DETROW: I mean, we just had a national election here in the U.S. that was made a lot trickier by a global pandemic, and we saw a lot of work-arounds and a lot of one-time policies put in place. And we saw how politicized and controversial that became. I think a lot of the things you're talking about, on one hand, you could hear it and say, makes sense, on another hand, you can look at it in the current political environment and think that would be a hard sell at the moment.

HILL: Well, of course, we've had a lot of attention about changes to voting procedures. But if - to the extent that these are put in place in advance, they should benefit both parties - all political parties in that they make sure that the people who intend to vote can vote. It will be a hard sell given the political divide on whether climate change is occurring and how severe it is.

DETROW: But it's not just that. It's not just that. We've seen how the basic idea of voting by mail has become an incredibly partisan thing.

HILL: Absolutely. So it is going to be a harder sell. But just as with all things, it's better to plan in advance. We know that making investments in pre-disaster reduction of risk saves money. It also will allow people to be able to vote. We don't know who is disenfranchised by this. We've seen some studies that say wealthier communities, for example, during Sandy may have had a lower turnout. You'll recall during that presidential elections, there was fear that Superstorm Sandy would affect voting.

DETROW: This was the November 2012 storm, that I think, in terms of the narrative of the election, in terms of the nuts and bolts of voting, arguably did have a big role in it.

HILL: Yes, and there's been some academic studies. It's difficult to determine what the voter turnout is in response. The analysis right now for India is maybe there was a lower voter turnout. Maybe that was because of heat, but we can't definitively say that.


HILL: What we can say is that some people who wanted to vote didn't have the chance to vote. And that's when democracy's undermined.

DETROW: Last thing I want to ask about is so many of our election laws and policies play out at the local level and different parts of the world, different parts of the country have different extreme weather to think about. Just looking at the U.S., taking in mind, you know, the different regions and different challenges, are there one or two things that you think that election officials should be thinking about differently when it comes to extreme weather?

HILL: I think they should increase their coordination with emergency managers, make sure that there's backup power for polling places and think about introducing greater flexibility in how ballots are cast. We're seeing that worldwide - new innovation, mobile voting units, vote by telephone - occurring in different locations, but we need to make it so that we're ready to take advantage of these procedures in advance, rather than scrambling during the course of elections and then increasing the claims that the election was unfair.

DETROW: That's Alice Hill, senior fellow for climate and energy at the Council on Foreign Relations. Thank you so much.

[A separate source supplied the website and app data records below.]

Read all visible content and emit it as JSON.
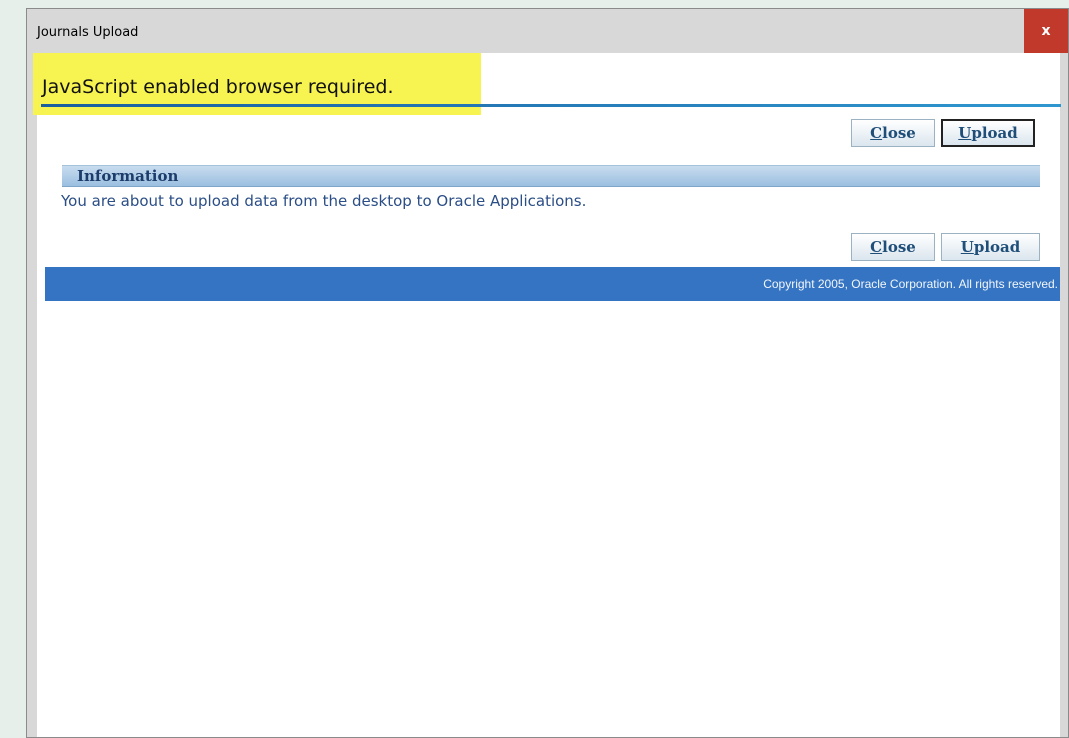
{
  "window": {
    "title": "Journals Upload",
    "close_glyph": "x"
  },
  "content": {
    "js_message": "JavaScript enabled browser required.",
    "buttons_top": {
      "close_prefix": "C",
      "close_rest": "lose",
      "upload_prefix": "U",
      "upload_rest": "pload"
    },
    "info": {
      "header": "Information",
      "message": "You are about to upload data from the desktop to Oracle Applications."
    },
    "buttons_bottom": {
      "close_prefix": "C",
      "close_rest": "lose",
      "upload_prefix": "U",
      "upload_rest": "pload"
    },
    "footer": {
      "copyright": "Copyright 2005, Oracle Corporation. All rights reserved."
    }
  },
  "colors": {
    "highlight": "#f7f350",
    "close_button_bg": "#c0392b",
    "footer_bg": "#3474c3",
    "info_text": "#2b4e86"
  }
}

HILL: Thank you. Transcript provided by NPR, Copyright NPR.

NPR transcripts are created on a rush deadline by an NPR contractor. This text may not be in its final form and may be updated or revised in the future. Accuracy and availability may vary. The authoritative record of NPR’s programming is the audio record.

Scott Detrow is a White House correspondent for NPR and co-hosts the NPR Politics Podcast.